(Collected data)
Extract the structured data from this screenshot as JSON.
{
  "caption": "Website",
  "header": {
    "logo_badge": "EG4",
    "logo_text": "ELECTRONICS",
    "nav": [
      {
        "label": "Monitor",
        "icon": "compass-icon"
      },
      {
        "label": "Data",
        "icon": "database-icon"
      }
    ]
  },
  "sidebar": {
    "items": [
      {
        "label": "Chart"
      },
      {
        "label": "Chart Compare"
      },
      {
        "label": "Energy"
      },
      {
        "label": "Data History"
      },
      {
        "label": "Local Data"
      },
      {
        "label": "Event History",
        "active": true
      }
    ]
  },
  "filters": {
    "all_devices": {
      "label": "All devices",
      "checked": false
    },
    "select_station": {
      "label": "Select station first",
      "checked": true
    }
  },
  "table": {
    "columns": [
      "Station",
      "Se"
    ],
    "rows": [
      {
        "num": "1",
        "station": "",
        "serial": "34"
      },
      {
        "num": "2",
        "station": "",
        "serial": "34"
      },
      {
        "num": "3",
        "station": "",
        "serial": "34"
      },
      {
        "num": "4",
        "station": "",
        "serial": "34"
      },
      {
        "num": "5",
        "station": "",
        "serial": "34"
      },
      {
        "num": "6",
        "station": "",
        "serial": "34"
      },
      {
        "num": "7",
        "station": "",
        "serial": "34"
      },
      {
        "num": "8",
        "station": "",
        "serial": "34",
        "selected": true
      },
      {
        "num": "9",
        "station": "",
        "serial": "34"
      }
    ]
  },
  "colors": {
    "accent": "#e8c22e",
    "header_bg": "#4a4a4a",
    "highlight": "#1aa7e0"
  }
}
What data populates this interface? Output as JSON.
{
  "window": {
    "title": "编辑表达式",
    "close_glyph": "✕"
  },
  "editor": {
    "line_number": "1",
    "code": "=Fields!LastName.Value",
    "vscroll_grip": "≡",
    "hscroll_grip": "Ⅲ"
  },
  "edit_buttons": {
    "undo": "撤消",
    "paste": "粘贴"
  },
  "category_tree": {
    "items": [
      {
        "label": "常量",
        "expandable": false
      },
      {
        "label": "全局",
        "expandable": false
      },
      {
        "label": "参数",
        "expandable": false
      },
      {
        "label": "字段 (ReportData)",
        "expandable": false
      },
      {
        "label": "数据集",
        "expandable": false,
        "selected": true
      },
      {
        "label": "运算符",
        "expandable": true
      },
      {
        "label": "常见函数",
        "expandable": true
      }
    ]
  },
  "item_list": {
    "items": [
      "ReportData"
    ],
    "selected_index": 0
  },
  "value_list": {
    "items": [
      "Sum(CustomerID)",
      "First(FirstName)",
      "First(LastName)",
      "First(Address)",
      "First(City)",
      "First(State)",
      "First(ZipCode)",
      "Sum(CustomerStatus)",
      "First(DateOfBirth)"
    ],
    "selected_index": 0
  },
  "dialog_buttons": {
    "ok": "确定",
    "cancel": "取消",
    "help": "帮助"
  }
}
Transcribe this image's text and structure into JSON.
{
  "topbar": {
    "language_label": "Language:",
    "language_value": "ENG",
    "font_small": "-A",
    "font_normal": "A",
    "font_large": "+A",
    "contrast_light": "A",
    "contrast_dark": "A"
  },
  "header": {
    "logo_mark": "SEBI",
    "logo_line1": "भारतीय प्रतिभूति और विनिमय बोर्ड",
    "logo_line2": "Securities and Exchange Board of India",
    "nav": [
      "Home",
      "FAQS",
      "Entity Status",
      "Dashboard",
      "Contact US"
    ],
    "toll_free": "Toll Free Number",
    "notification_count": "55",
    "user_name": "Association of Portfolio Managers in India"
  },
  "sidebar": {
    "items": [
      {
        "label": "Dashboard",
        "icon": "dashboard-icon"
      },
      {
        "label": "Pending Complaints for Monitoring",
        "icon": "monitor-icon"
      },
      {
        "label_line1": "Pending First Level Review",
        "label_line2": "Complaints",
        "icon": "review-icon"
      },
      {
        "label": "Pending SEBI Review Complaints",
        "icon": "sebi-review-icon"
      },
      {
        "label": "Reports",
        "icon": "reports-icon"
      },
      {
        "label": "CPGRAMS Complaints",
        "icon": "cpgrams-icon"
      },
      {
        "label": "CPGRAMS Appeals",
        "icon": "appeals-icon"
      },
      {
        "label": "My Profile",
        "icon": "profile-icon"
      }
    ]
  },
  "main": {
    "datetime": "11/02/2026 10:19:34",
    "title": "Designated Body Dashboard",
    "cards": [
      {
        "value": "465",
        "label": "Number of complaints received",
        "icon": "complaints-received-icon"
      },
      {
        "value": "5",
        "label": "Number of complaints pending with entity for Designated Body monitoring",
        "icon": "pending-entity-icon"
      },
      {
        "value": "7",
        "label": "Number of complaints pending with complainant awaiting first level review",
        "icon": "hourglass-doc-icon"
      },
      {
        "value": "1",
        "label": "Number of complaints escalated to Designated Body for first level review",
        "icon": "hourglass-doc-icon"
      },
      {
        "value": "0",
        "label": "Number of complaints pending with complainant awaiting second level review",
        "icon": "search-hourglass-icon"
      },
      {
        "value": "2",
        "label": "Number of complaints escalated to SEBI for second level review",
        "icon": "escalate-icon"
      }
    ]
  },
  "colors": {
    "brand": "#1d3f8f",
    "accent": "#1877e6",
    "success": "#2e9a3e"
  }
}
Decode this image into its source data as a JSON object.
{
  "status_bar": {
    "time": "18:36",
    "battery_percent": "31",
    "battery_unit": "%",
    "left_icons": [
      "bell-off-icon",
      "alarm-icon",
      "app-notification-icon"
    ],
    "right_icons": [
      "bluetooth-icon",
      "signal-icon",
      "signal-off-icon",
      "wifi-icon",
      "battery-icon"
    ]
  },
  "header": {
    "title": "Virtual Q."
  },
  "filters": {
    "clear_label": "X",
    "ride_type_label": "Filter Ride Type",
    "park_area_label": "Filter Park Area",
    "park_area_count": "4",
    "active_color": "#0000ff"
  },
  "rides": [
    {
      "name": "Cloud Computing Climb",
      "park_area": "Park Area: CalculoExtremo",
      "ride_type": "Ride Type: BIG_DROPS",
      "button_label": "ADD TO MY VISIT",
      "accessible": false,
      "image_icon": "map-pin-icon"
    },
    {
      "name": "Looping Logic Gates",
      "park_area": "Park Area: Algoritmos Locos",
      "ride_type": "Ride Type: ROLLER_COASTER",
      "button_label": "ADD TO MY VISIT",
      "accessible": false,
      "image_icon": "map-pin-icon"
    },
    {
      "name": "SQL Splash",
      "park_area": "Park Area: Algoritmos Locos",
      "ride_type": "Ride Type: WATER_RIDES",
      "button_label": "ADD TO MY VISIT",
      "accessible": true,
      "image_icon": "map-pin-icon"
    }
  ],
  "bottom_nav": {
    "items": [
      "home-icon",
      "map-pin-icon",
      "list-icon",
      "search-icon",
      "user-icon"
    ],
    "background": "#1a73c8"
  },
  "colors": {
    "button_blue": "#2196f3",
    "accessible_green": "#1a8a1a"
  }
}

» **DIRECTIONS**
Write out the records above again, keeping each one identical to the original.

» **ANSWER SECTION**
Extract the structured data from this screenshot as JSON.
{
  "caption": "Website",
  "header": {
    "logo_badge": "EG4",
    "logo_text": "ELECTRONICS",
    "nav": [
      {
        "label": "Monitor",
        "icon": "compass-icon"
      },
      {
        "label": "Data",
        "icon": "database-icon"
      }
    ]
  },
  "sidebar": {
    "items": [
      {
        "label": "Chart"
      },
      {
        "label": "Chart Compare"
      },
      {
        "label": "Energy"
      },
      {
        "label": "Data History"
      },
      {
        "label": "Local Data"
      },
      {
        "label": "Event History",
        "active": true
      }
    ]
  },
  "filters": {
    "all_devices": {
      "label": "All devices",
      "checked": false
    },
    "select_station": {
      "label": "Select station first",
      "checked": true
    }
  },
  "table": {
    "columns": [
      "Station",
      "Se"
    ],
    "rows": [
      {
        "num": "1",
        "station": "",
        "serial": "34"
      },
      {
        "num": "2",
        "station": "",
        "serial": "34"
      },
      {
        "num": "3",
        "station": "",
        "serial": "34"
      },
      {
        "num": "4",
        "station": "",
        "serial": "34"
      },
      {
        "num": "5",
        "station": "",
        "serial": "34"
      },
      {
        "num": "6",
        "station": "",
        "serial": "34"
      },
      {
        "num": "7",
        "station": "",
        "serial": "34"
      },
      {
        "num": "8",
        "station": "",
        "serial": "34",
        "selected": true
      },
      {
        "num": "9",
        "station": "",
        "serial": "34"
      }
    ]
  },
  "colors": {
    "accent": "#e8c22e",
    "header_bg": "#4a4a4a",
    "highlight": "#1aa7e0"
  }
}
What data populates this interface? Output as JSON.
{
  "window": {
    "title": "编辑表达式",
    "close_glyph": "✕"
  },
  "editor": {
    "line_number": "1",
    "code": "=Fields!LastName.Value",
    "vscroll_grip": "≡",
    "hscroll_grip": "Ⅲ"
  },
  "edit_buttons": {
    "undo": "撤消",
    "paste": "粘贴"
  },
  "category_tree": {
    "items": [
      {
        "label": "常量",
        "expandable": false
      },
      {
        "label": "全局",
        "expandable": false
      },
      {
        "label": "参数",
        "expandable": false
      },
      {
        "label": "字段 (ReportData)",
        "expandable": false
      },
      {
        "label": "数据集",
        "expandable": false,
        "selected": true
      },
      {
        "label": "运算符",
        "expandable": true
      },
      {
        "label": "常见函数",
        "expandable": true
      }
    ]
  },
  "item_list": {
    "items": [
      "ReportData"
    ],
    "selected_index": 0
  },
  "value_list": {
    "items": [
      "Sum(CustomerID)",
      "First(FirstName)",
      "First(LastName)",
      "First(Address)",
      "First(City)",
      "First(State)",
      "First(ZipCode)",
      "Sum(CustomerStatus)",
      "First(DateOfBirth)"
    ],
    "selected_index": 0
  },
  "dialog_buttons": {
    "ok": "确定",
    "cancel": "取消",
    "help": "帮助"
  }
}
Transcribe this image's text and structure into JSON.
{
  "topbar": {
    "language_label": "Language:",
    "language_value": "ENG",
    "font_small": "-A",
    "font_normal": "A",
    "font_large": "+A",
    "contrast_light": "A",
    "contrast_dark": "A"
  },
  "header": {
    "logo_mark": "SEBI",
    "logo_line1": "भारतीय प्रतिभूति और विनिमय बोर्ड",
    "logo_line2": "Securities and Exchange Board of India",
    "nav": [
      "Home",
      "FAQS",
      "Entity Status",
      "Dashboard",
      "Contact US"
    ],
    "toll_free": "Toll Free Number",
    "notification_count": "55",
    "user_name": "Association of Portfolio Managers in India"
  },
  "sidebar": {
    "items": [
      {
        "label": "Dashboard",
        "icon": "dashboard-icon"
      },
      {
        "label": "Pending Complaints for Monitoring",
        "icon": "monitor-icon"
      },
      {
        "label_line1": "Pending First Level Review",
        "label_line2": "Complaints",
        "icon": "review-icon"
      },
      {
        "label": "Pending SEBI Review Complaints",
        "icon": "sebi-review-icon"
      },
      {
        "label": "Reports",
        "icon": "reports-icon"
      },
      {
        "label": "CPGRAMS Complaints",
        "icon": "cpgrams-icon"
      },
      {
        "label": "CPGRAMS Appeals",
        "icon": "appeals-icon"
      },
      {
        "label": "My Profile",
        "icon": "profile-icon"
      }
    ]
  },
  "main": {
    "datetime": "11/02/2026 10:19:34",
    "title": "Designated Body Dashboard",
    "cards": [
      {
        "value": "465",
        "label": "Number of complaints received",
        "icon": "complaints-received-icon"
      },
      {
        "value": "5",
        "label": "Number of complaints pending with entity for Designated Body monitoring",
        "icon": "pending-entity-icon"
      },
      {
        "value": "7",
        "label": "Number of complaints pending with complainant awaiting first level review",
        "icon": "hourglass-doc-icon"
      },
      {
        "value": "1",
        "label": "Number of complaints escalated to Designated Body for first level review",
        "icon": "hourglass-doc-icon"
      },
      {
        "value": "0",
        "label": "Number of complaints pending with complainant awaiting second level review",
        "icon": "search-hourglass-icon"
      },
      {
        "value": "2",
        "label": "Number of complaints escalated to SEBI for second level review",
        "icon": "escalate-icon"
      }
    ]
  },
  "colors": {
    "brand": "#1d3f8f",
    "accent": "#1877e6",
    "success": "#2e9a3e"
  }
}
Decode this image into its source data as a JSON object.
{
  "status_bar": {
    "time": "18:36",
    "battery_percent": "31",
    "battery_unit": "%",
    "left_icons": [
      "bell-off-icon",
      "alarm-icon",
      "app-notification-icon"
    ],
    "right_icons": [
      "bluetooth-icon",
      "signal-icon",
      "signal-off-icon",
      "wifi-icon",
      "battery-icon"
    ]
  },
  "header": {
    "title": "Virtual Q."
  },
  "filters": {
    "clear_label": "X",
    "ride_type_label": "Filter Ride Type",
    "park_area_label": "Filter Park Area",
    "park_area_count": "4",
    "active_color": "#0000ff"
  },
  "rides": [
    {
      "name": "Cloud Computing Climb",
      "park_area": "Park Area: CalculoExtremo",
      "ride_type": "Ride Type: BIG_DROPS",
      "button_label": "ADD TO MY VISIT",
      "accessible": false,
      "image_icon": "map-pin-icon"
    },
    {
      "name": "Looping Logic Gates",
      "park_area": "Park Area: Algoritmos Locos",
      "ride_type": "Ride Type: ROLLER_COASTER",
      "button_label": "ADD TO MY VISIT",
      "accessible": false,
      "image_icon": "map-pin-icon"
    },
    {
      "name": "SQL Splash",
      "park_area": "Park Area: Algoritmos Locos",
      "ride_type": "Ride Type: WATER_RIDES",
      "button_label": "ADD TO MY VISIT",
      "accessible": true,
      "image_icon": "map-pin-icon"
    }
  ],
  "bottom_nav": {
    "items": [
      "home-icon",
      "map-pin-icon",
      "list-icon",
      "search-icon",
      "user-icon"
    ],
    "background": "#1a73c8"
  },
  "colors": {
    "button_blue": "#2196f3",
    "accessible_green": "#1a8a1a"
  }
}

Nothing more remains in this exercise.